**Problem statement:** Your answer should consist of each line below that contains the string "discount".

___ The data ___

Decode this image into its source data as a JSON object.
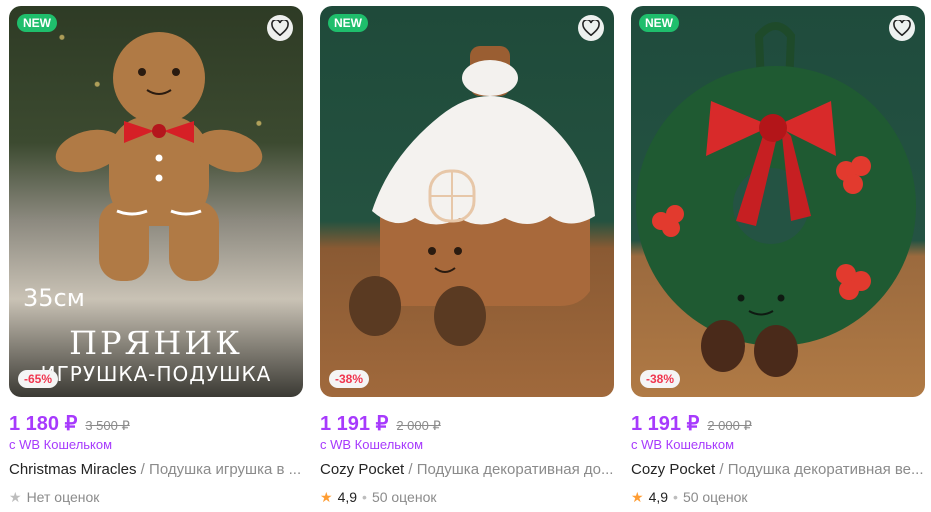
{
  "colors": {
    "price": "#a73afd",
    "new_badge": "#1fbe6c",
    "discount": "#f0364f",
    "star": "#ff9d33"
  },
  "products": [
    {
      "badge": "NEW",
      "discount": "-65%",
      "image_overlay": {
        "size": "35см",
        "title": "ПРЯНИК",
        "subtitle": "ИГРУШКА-ПОДУШКА"
      },
      "price": "1 180 ₽",
      "old_price": "3 500 ₽",
      "wallet": "с WB Кошельком",
      "brand": "Christmas Miracles",
      "separator": " / ",
      "name": "Подушка игрушка в ...",
      "rating_text": "Нет оценок"
    },
    {
      "badge": "NEW",
      "discount": "-38%",
      "price": "1 191 ₽",
      "old_price": "2 000 ₽",
      "wallet": "с WB Кошельком",
      "brand": "Cozy Pocket",
      "separator": " / ",
      "name": "Подушка декоративная до...",
      "rating": "4,9",
      "reviews": "50 оценок"
    },
    {
      "badge": "NEW",
      "discount": "-38%",
      "price": "1 191 ₽",
      "old_price": "2 000 ₽",
      "wallet": "с WB Кошельком",
      "brand": "Cozy Pocket",
      "separator": " / ",
      "name": "Подушка декоративная ве...",
      "rating": "4,9",
      "reviews": "50 оценок"
    }
  ]
}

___

**Task result:**
    "discount": "#f0364f",
      "discount": "-65%",
      "discount": "-38%",
      "discount": "-38%",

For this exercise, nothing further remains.